It's always difficult when you have to disagree with a friend, and this is never more true than when the disagreement is over a political question. But on Tuesday, the Boston Globe - and numerous other local and national media outlets - quoted Fausto da Rocha, the Executive Director of the Brazilian Immigrant Center in Allston as supporting a campaign by a national faith-based coalition, the National Coalition of Latino Clergy and Christian Leaders, to tell immigrants to boycott the upcoming 2010 Census.
Since I've already written on the equal importance of the Labor Day and May Day holidays for working people in these pages, I don't think there's a need to revisit the history of Labor Day as it rolls around this week. Or to point out that May Day certainly deserves equal status with Labor Day. Suffice to say that Labor Day is the only day when workers of all kinds are officially recognized for building this nation. And for making the United States a better place to live for everybody. Naturally it's true that for most working people - though not all - Labor Day is just a day off.
Since it's been a fairly slow newsweek - given the recess in state government, the hot humid weather, and those that can afford it being on some kind of vacation - we thought it would be a good time to ask Open Media Boston viewers for some feedback.
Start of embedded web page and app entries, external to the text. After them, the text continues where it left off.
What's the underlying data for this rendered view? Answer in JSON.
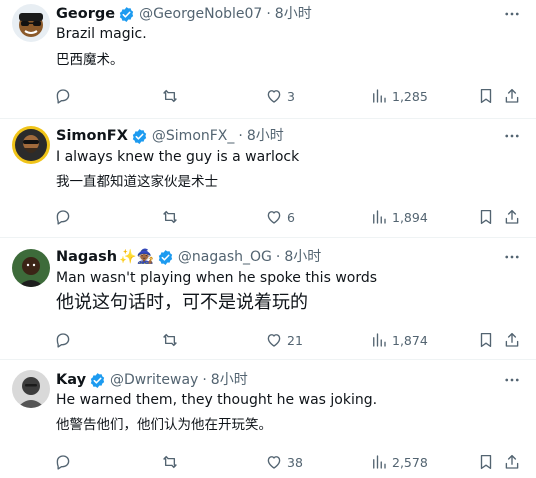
{
  "tweets": [
    {
      "name": "George",
      "verified": true,
      "emoji": "",
      "handle": "@GeorgeNoble07",
      "time": "8小时",
      "text_en": "Brazil magic.",
      "text_zh": "巴西魔术。",
      "replies": "",
      "reposts": "",
      "likes": "3",
      "views": "1,285"
    },
    {
      "name": "SimonFX",
      "verified": true,
      "emoji": "",
      "handle": "@SimonFX_",
      "time": "8小时",
      "text_en": "I always knew the guy is a warlock",
      "text_zh": "我一直都知道这家伙是术士",
      "replies": "",
      "reposts": "",
      "likes": "6",
      "views": "1,894"
    },
    {
      "name": "Nagash",
      "verified": true,
      "emoji": "✨🧙🏾",
      "handle": "@nagash_OG",
      "time": "8小时",
      "text_en": "Man wasn't playing when he spoke this words",
      "text_zh": "他说这句话时，可不是说着玩的",
      "replies": "",
      "reposts": "",
      "likes": "21",
      "views": "1,874"
    },
    {
      "name": "Kay",
      "verified": true,
      "emoji": "",
      "handle": "@Dwriteway",
      "time": "8小时",
      "text_en": "He warned them, they thought he was joking.",
      "text_zh": "他警告他们，他们认为他在开玩笑。",
      "replies": "",
      "reposts": "",
      "likes": "38",
      "views": "2,578"
    }
  ],
  "dot": "·",
  "colors": {
    "verified": "#1d9bf0",
    "muted": "#536471",
    "text": "#0f1419",
    "divider": "#eff3f4"
  },
  "icons": {
    "reply": "reply-icon",
    "repost": "repost-icon",
    "like": "like-icon",
    "views": "views-icon",
    "bookmark": "bookmark-icon",
    "share": "share-icon",
    "more": "more-icon"
  }
}
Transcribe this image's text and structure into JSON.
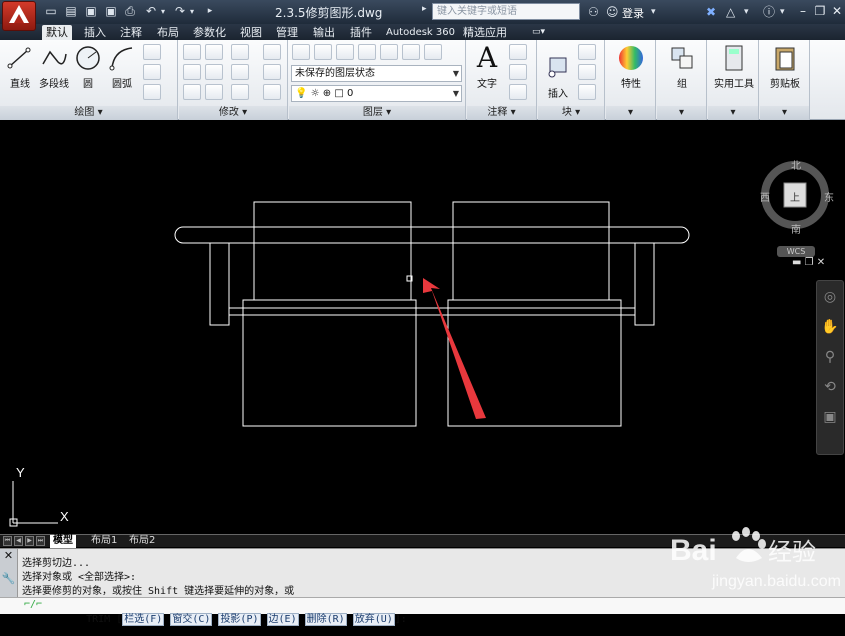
{
  "titlebar": {
    "doc_title": "2.3.5修剪图形.dwg",
    "search_placeholder": "键入关键字或短语",
    "login": "登录"
  },
  "tabs": [
    {
      "label": "默认",
      "active": true
    },
    {
      "label": "插入"
    },
    {
      "label": "注释"
    },
    {
      "label": "布局"
    },
    {
      "label": "参数化"
    },
    {
      "label": "视图"
    },
    {
      "label": "管理"
    },
    {
      "label": "输出"
    },
    {
      "label": "插件"
    },
    {
      "label": "Autodesk 360"
    },
    {
      "label": "精选应用"
    }
  ],
  "ribbon": {
    "draw": {
      "title": "绘图",
      "line": "直线",
      "polyline": "多段线",
      "circle": "圆",
      "arc": "圆弧"
    },
    "modify": {
      "title": "修改"
    },
    "layers": {
      "title": "图层",
      "state": "未保存的图层状态",
      "current": "0"
    },
    "annotation": {
      "title": "注释",
      "text": "文字"
    },
    "block": {
      "title": "块",
      "insert": "插入"
    },
    "properties": {
      "label": "特性"
    },
    "groups": {
      "label": "组"
    },
    "utilities": {
      "label": "实用工具"
    },
    "clipboard": {
      "label": "剪贴板"
    }
  },
  "viewcube": {
    "north": "北",
    "south": "南",
    "east": "东",
    "west": "西",
    "face": "上",
    "wcs": "WCS"
  },
  "ucs": {
    "x": "X",
    "y": "Y"
  },
  "layout_tabs": [
    "模型",
    "布局1",
    "布局2"
  ],
  "command": {
    "history": [
      "选择剪切边...",
      "选择对象或 <全部选择>:",
      "选择要修剪的对象，或按住 Shift 键选择要延伸的对象，或"
    ],
    "prompt_prefix": "TRIM [",
    "options": [
      "栏选(F)",
      "窗交(C)",
      "投影(P)",
      "边(E)",
      "删除(R)",
      "放弃(U)"
    ],
    "prompt_suffix": "]:"
  },
  "watermark": {
    "brand": "Bai",
    "sub": "经验",
    "url": "jingyan.baidu.com"
  },
  "colors": {
    "accent_arrow": "#e8383d",
    "title_bg": "#2b3748",
    "canvas": "#000000",
    "lines": "#ffffff"
  }
}
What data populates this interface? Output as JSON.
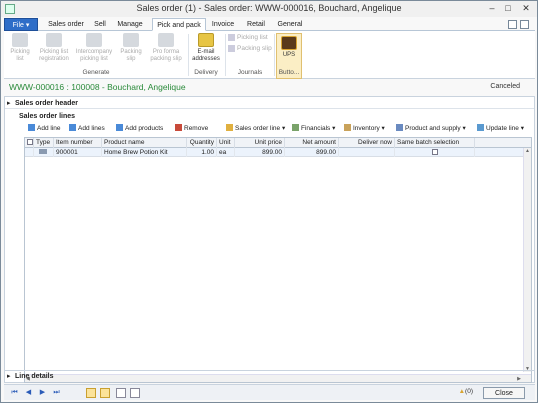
{
  "window": {
    "title": "Sales order (1) - Sales order: WWW-000016, Bouchard, Angelique"
  },
  "tabs": [
    "File",
    "Sales order",
    "Sell",
    "Manage",
    "Pick and pack",
    "Invoice",
    "Retail",
    "General"
  ],
  "ribbon": {
    "generate": {
      "buttons": [
        "Picking list",
        "Picking list registration",
        "Intercompany picking list",
        "Packing slip",
        "Pro forma packing slip"
      ],
      "label": "Generate"
    },
    "delivery": {
      "buttons": [
        "E-mail addresses"
      ],
      "label": "Delivery"
    },
    "journals": {
      "buttons": [
        "Picking list",
        "Packing slip"
      ],
      "label": "Journals"
    },
    "ups": {
      "buttons": [
        "UPS"
      ],
      "label": "Butto..."
    }
  },
  "record": {
    "title": "WWW-000016 : 100008 - Bouchard, Angelique",
    "status": "Canceled"
  },
  "sections": {
    "header": "Sales order header",
    "lines": "Sales order lines",
    "line_details": "Line details"
  },
  "lines_toolbar": [
    "Add line",
    "Add lines",
    "Add products",
    "Remove",
    "Sales order line ▾",
    "Financials ▾",
    "Inventory ▾",
    "Product and supply ▾",
    "Update line ▾"
  ],
  "grid": {
    "columns": [
      "Type",
      "Item number",
      "Product name",
      "Quantity",
      "Unit",
      "Unit price",
      "Net amount",
      "Deliver now",
      "Same batch selection"
    ],
    "rows": [
      {
        "item": "900001",
        "product": "Home Brew Potion Kit",
        "qty": "1.00",
        "unit": "ea",
        "price": "899.00",
        "net": "899.00",
        "deliver": ""
      }
    ]
  },
  "statusbar": {
    "alerts": "(0)",
    "close": "Close"
  },
  "colors": {
    "accent": "#2f6ec8",
    "record_title": "#2a8a3a",
    "ups_brown": "#5a3a1a",
    "ups_gold": "#d9a531"
  }
}
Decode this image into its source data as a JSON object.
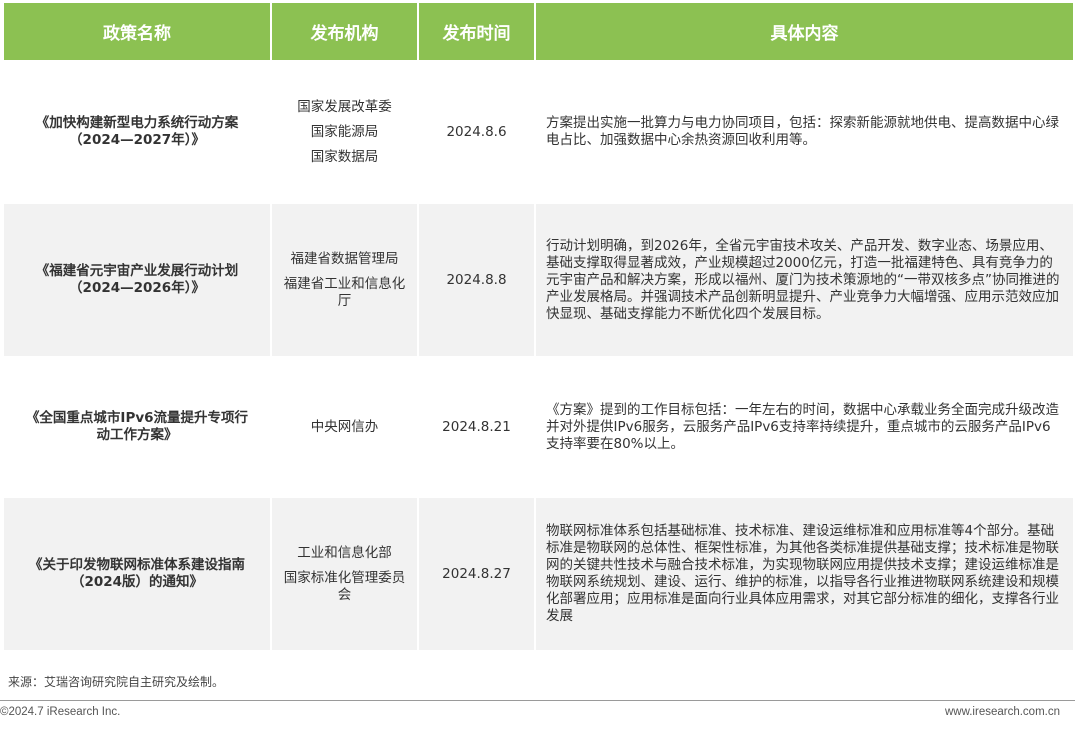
{
  "headers": [
    "政策名称",
    "发布机构",
    "发布时间",
    "具体内容"
  ],
  "rows": [
    {
      "name_lines": [
        "《加快构建新型电力系统行动方案",
        "（2024—2027年）》"
      ],
      "orgs": [
        "国家发展改革委",
        "国家能源局",
        "国家数据局"
      ],
      "date": "2024.8.6",
      "content": "方案提出实施一批算力与电力协同项目，包括：探索新能源就地供电、提高数据中心绿电占比、加强数据中心余热资源回收利用等。"
    },
    {
      "name_lines": [
        "《福建省元宇宙产业发展行动计划",
        "（2024—2026年）》"
      ],
      "orgs": [
        "福建省数据管理局",
        "福建省工业和信息化厅"
      ],
      "date": "2024.8.8",
      "content": "行动计划明确，到2026年，全省元宇宙技术攻关、产品开发、数字业态、场景应用、基础支撑取得显著成效，产业规模超过2000亿元，打造一批福建特色、具有竞争力的元宇宙产品和解决方案，形成以福州、厦门为技术策源地的“一带双核多点”协同推进的产业发展格局。并强调技术产品创新明显提升、产业竞争力大幅增强、应用示范效应加快显现、基础支撑能力不断优化四个发展目标。"
    },
    {
      "name_lines": [
        "《全国重点城市IPv6流量提升专项行",
        "动工作方案》"
      ],
      "orgs": [
        "中央网信办"
      ],
      "date": "2024.8.21",
      "content": "《方案》提到的工作目标包括：一年左右的时间，数据中心承载业务全面完成升级改造并对外提供IPv6服务，云服务产品IPv6支持率持续提升，重点城市的云服务产品IPv6支持率要在80%以上。"
    },
    {
      "name_lines": [
        "《关于印发物联网标准体系建设指南",
        "（2024版）的通知》"
      ],
      "orgs": [
        "工业和信息化部",
        "国家标准化管理委员会"
      ],
      "date": "2024.8.27",
      "content": "物联网标准体系包括基础标准、技术标准、建设运维标准和应用标准等4个部分。基础标准是物联网的总体性、框架性标准，为其他各类标准提供基础支撑；技术标准是物联网的关键共性技术与融合技术标准，为实现物联网应用提供技术支撑；建设运维标准是物联网系统规划、建设、运行、维护的标准，以指导各行业推进物联网系统建设和规模化部署应用；应用标准是面向行业具体应用需求，对其它部分标准的细化，支撑各行业发展"
    }
  ],
  "source": "来源：艾瑞咨询研究院自主研究及绘制。",
  "copyright": "©2024.7 iResearch Inc.",
  "website": "www.iresearch.com.cn",
  "colors": {
    "header_bg": "#8cc152",
    "header_text": "#ffffff",
    "alt_row_bg": "#f2f2f2",
    "text": "#333333"
  }
}
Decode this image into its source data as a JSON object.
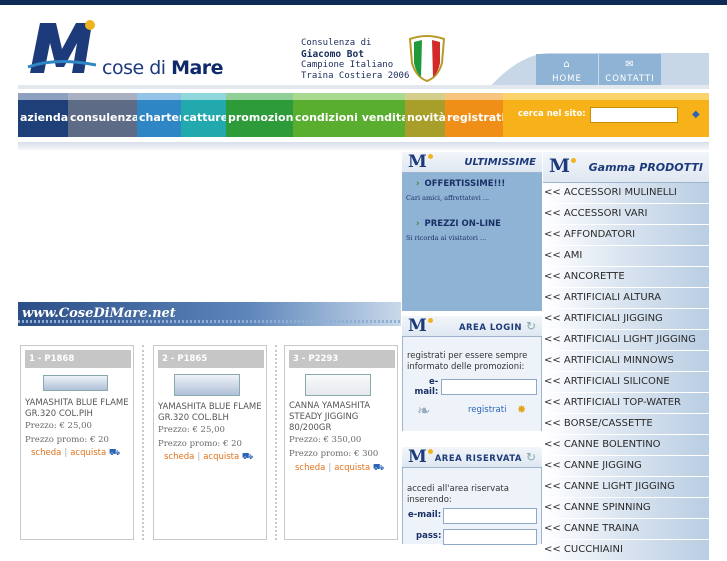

We're getting ready to expand our operation at OMB. This naturally includes rebuilding this website to make better use of the latest technology and learn from the experience of our first year and a half as an online weekly metropolitan news publication.
This week, I've decided to write about a national issue with potential local impact ... that's right, I'm talking about those loud right-wingers crashing health care "town hall" meetings around the country. Now I'm not going to spend a lot of time discussing the politics of health care this week. I've done that here in the Open Media Boston editorial section several times, and will continue doing it until we finally win some kind of rational fully-public national health system in the U.S.
It's always a good idea to keep an eye on what corporate think tanks are up to - especially at the local level - and the Boston Municipal Research Bureau is no exception, backed as it is by the largest corporations and law firms in the region. The best rationale for this opinion being that major corporations are the most powerful institutions in our society.
On the weekend of July 23-25, 2004 over 5,000 progressives from across the region, nation and world gathered at UMass Boston for the Boston Social Forum - three days of discussion, debate and cultural events staged right before the 2004 Democratic National Convention, which also took place in our fair city.
Gov. Deval Patrick let his conservative side out to play again this week with his proposal to double the amount of state education money that can be spent on public charter schools. While the Massachusetts charter school model is not nearly as bad as the for-profit model in states like Michigan, charter schools still represent a highly questionable solution to long-standing problems in the public education system.
Everyone here at Open Media Boston was shocked and saddened to hear this week's announcement that the Bay State Banner suspended publication this week - possibly forever, if new investors don't step foward. For over 40 years, the Banner was not only the main African-American media outlet in Boston and Massachusetts, it was also the main community media outlet serving the predominantly African-American Boston neighborhood of Roxbury. We think this aspect of its importance has been less discussed than it should be.